This Kaleidoscopic Visualization Maps Earth’s Mysterious Magnetic Anomalies.
Most Americans like science — and are willing to pay for it. Once people know how little the U.S. spends on science, they support more funding Related: The Most Important Science To Fund Is The Hardest To Explain.
Obama's science diaspora prepares for a fight against the attacks on science emanating from the new White House.
Science march on Washington, billed as historic, plagued by organizational turmoil.
Good Science Is Usually Good Business. When it comes to global business expansion, why not inject some science into the art of the deal?
DIY of the Week: How to make Leonardo da Vinci’s self-supporting bridge.
March 18, 1965: The First Spacewalker Cheated Death And Crash-Landed In a Forest Full of Wolves.
The diving bell ushered in a new age of exploration—and burst many ear drums in the process.
This photographer [Derek Van Althuis] created phoenix wings by light painting with real fire.
Artists are using a revolutionary process to construct the world’s largest stained glass window.
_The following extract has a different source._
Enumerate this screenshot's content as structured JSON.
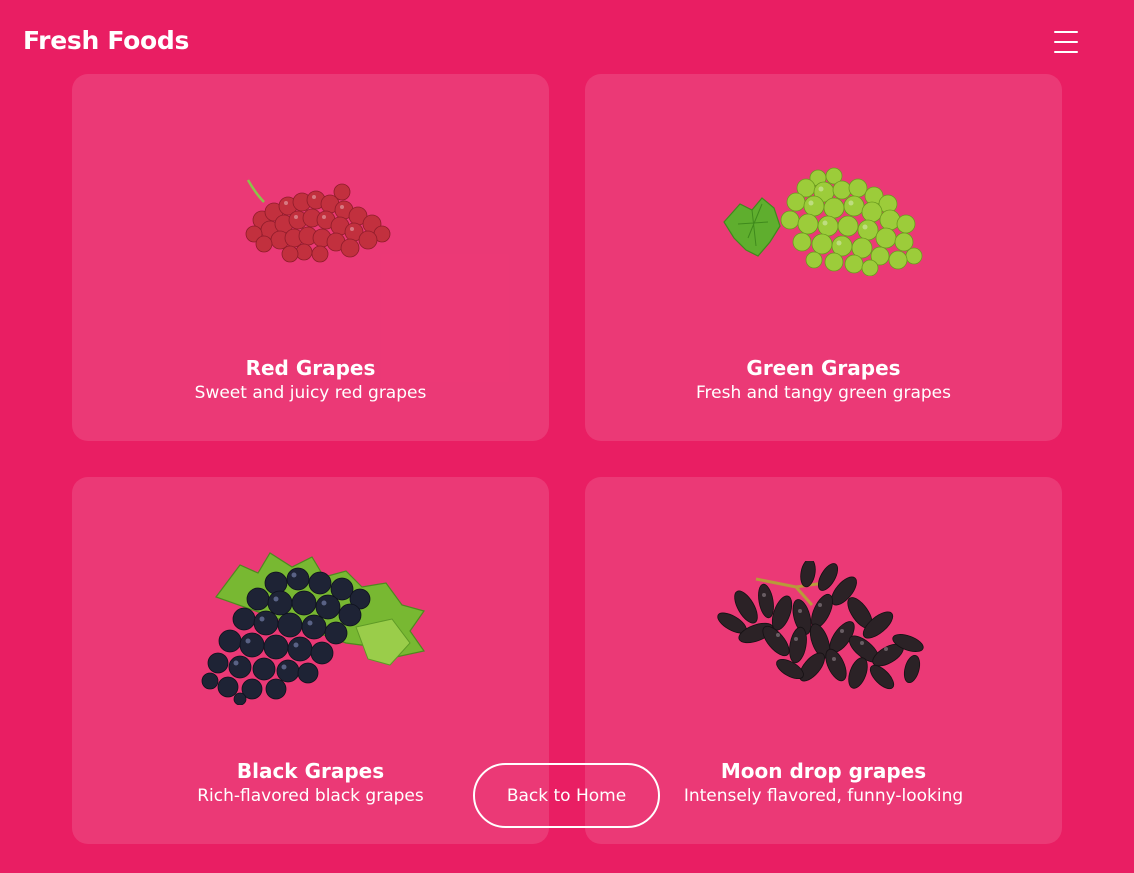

Often synonymous with international espionage, secret writing had a heyday in science demonstrations.
Chuck Berry is gone, but his music is still flying through the cosmos. The Voyager spacecraft are bringing “Johnny B. Goode” into deep space.
3D-printed bacteria could make bespoke graphene-like materials.
80-year-old space cadet Valentina Tereshkova tells Roger Highfield why she wants to go to the Red Planet.
Chess Cubed puzzle - the pieces form a cube, the box becomes the board. Help make it happen.
A Woman Realizes the Perils of Dating a Time Traveler in This Funny Scifi Short.
Watch a 1953 nuclear blast test disintegrate a house in high resolution. Footage may or may not contain a flying toilet.
What happens if you fall past the event horizon? Physicists are more interested in what happens to your information.
Ariel Waldman explains Why Neutrinos Are FREAKING AMAZING.
Neil deGrasse Tyson on the transcendence of the universe, adapted in jazz for kids based on "Saint James Infirmary."
Nick Cave Narrates Animated Film about the Cat Piano, 18th Century Musical Instrument Used to Treat Mental Illness.